The issue I have is not with the app or the software but instead with the merger of software to hardware. Why? Because certain entry formats fail to support my input rate requirement. I can type about 90WPM on a QWERTY keyboard from a desktop/laptop command center. I cannot get anything remotely close to that encoding rate from a phone or tablet. Meanwhile, tablet and phone hardware cannot keep up with my tactile editing and formatting input rates. Since encoding, editing and formatting are fundamental functions of the scripting process, and since software is versioned and contoured to fit specific hardware platforms, a machine that can’t keep up with me is a machine not worth using.

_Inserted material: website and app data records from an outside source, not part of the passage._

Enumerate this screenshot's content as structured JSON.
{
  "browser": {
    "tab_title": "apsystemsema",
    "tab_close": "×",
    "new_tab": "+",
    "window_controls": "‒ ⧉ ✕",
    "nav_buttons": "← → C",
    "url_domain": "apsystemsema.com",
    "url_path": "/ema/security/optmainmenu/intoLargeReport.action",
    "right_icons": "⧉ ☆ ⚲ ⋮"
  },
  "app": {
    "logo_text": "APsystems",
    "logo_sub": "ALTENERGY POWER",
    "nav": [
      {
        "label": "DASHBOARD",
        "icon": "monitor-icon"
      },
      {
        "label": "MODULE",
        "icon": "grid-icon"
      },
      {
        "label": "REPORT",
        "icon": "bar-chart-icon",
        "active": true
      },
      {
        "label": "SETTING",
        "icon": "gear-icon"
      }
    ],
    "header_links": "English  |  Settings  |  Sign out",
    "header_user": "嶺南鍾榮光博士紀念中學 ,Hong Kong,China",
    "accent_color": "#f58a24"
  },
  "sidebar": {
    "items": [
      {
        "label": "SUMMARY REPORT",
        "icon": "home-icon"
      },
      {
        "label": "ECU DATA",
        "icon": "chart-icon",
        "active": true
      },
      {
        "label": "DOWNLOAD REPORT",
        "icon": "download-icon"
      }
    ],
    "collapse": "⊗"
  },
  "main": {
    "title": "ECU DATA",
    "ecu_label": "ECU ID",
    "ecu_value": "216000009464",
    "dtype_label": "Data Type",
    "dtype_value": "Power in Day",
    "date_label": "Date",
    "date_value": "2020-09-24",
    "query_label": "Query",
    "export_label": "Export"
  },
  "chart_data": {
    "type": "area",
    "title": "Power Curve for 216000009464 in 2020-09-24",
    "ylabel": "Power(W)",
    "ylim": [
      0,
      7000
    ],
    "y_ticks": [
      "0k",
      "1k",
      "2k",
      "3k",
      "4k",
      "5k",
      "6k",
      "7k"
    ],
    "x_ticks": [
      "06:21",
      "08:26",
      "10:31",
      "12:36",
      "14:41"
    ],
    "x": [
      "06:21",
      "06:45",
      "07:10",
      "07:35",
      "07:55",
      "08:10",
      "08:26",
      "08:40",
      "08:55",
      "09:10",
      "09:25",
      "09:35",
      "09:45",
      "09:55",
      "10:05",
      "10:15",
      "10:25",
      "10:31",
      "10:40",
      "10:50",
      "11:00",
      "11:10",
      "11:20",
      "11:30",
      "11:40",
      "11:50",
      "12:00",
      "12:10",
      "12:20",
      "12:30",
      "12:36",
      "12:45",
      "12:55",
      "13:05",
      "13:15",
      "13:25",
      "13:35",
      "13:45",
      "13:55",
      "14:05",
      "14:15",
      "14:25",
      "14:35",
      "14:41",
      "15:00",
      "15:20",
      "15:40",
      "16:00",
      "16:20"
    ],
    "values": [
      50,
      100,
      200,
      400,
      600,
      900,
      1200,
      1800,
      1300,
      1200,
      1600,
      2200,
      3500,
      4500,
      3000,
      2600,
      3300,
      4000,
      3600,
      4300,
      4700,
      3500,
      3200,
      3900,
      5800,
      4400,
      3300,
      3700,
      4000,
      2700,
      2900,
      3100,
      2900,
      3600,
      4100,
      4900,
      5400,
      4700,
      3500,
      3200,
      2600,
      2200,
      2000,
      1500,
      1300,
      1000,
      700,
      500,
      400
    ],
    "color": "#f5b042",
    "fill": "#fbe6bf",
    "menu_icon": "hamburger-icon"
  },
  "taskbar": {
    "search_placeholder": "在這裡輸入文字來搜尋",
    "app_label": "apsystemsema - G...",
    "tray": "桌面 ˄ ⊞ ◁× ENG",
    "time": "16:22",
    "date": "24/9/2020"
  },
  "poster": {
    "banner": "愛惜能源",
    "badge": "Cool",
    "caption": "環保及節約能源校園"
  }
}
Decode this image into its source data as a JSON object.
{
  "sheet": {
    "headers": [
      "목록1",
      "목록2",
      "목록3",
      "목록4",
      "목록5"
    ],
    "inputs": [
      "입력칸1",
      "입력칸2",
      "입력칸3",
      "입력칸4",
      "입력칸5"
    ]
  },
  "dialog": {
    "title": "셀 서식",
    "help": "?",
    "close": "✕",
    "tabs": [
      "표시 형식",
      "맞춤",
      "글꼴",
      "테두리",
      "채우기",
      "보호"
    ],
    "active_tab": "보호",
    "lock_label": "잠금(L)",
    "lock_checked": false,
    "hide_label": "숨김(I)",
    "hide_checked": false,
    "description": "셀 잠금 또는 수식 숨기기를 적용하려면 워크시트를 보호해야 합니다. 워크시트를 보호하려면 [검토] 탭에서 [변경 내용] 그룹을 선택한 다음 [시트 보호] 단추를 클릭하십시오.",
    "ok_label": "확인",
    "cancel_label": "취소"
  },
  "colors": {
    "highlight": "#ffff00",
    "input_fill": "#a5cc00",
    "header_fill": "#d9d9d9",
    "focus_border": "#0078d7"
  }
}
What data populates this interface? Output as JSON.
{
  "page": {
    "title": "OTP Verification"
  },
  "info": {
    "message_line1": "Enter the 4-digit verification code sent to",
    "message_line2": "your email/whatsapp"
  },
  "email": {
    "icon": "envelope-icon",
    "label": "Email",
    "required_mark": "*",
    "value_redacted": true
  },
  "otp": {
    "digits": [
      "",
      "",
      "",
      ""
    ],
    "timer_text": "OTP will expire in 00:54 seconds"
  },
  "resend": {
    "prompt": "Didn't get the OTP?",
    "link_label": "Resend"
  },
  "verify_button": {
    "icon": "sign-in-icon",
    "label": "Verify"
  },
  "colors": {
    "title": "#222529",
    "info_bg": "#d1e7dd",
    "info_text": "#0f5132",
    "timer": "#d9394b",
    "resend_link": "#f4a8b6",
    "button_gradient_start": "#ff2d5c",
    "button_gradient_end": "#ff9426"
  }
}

And so I present the latest and greatest in today’s authoring software, along with my seminar speaking notes.
- Microsoft Word – most options, biggest compatibility, still king
- Scrivener ($40) – the bomb
- Ulysses III ($45) for Mac only, simpler than Scrivener, between a minimalist writing tool and Scrivener
- Fade In ($50), cross-platform (Windows, Mac, and Linux) with features that rival Final Draft at a lower cost
- Final Draft ($250), “#1-selling screenwriting program in the world!,” heard they stopped making changes years ago, overpriced
- Masterwriter ($200), biggest collection of writing tools ever assembled in one program
- Movie Magic Screenwriter ($200), Dramatica Story Expert ($190), dramaticaPRO ($136), “analyze an existing story”, “finds the problems in your story” (really?)
- WriteWay Pro ($35)
- Voice-Recognition software – not useful
Browser — internet connection required
- Apple Pages – iWork Suite
- Google Docs (FREE)
- MS Office Web Apps (FREE) – Word
- Apache OpenOffice Writer (FREE)
- Kingsoft Office Writer
- Editorial – arguably most powerful writing program for iPad
- Write – arguably most powerful writing program for Android tablet
- Smart Office 2
What wasn’t included with my notes but became a big talking point was how exporting to .pdf is critical. You simply cannot use an authoring software that doesn’t offer the ability to export to .pdf. The .pdf file format is just absolutely standard for trafficking scripts to your artistic director, cast, etc. To not have this feature is silly.
Second, the above almost all have one thing in common: they require you to use Markdown for formatting. You could just write in plain text, but if you want italics or bold text, or want to add a list or a link, you’ll have to use Markdown. Really not worth elaborating here but I’ve taken care of the issue by listing the apps which allow for common formatting.
Now, I didn’t then and I don’t want to now issue a declaration crowning ‘the best software.’ Since writing is such a personal practice I feel I can only effuse my list, which by its taxonomy proffers a framework for evaluating which software is best for your personal writing situation. However, I did bullet each hardware subcategory by order of importance, based on my own alchemy judging features offered, price sensitivity and durability. You don’t want to become enamored with and dependent upon a particular software only to have it evaporate from the market next year. Anyway, let this list hopefully guide you on your own journey to discovering an authoring tool that can help support and bolster your writing.
The people who joined the seminar spanned the globe. Not surprisingly, everyone shared the same experiences and observations. It’s like we’re these individual artisans, each working in isolation, each reaching out for audiences while reaching out to each other.
You wonder sometimes if these fancy writing tools tend to push us farther away from both.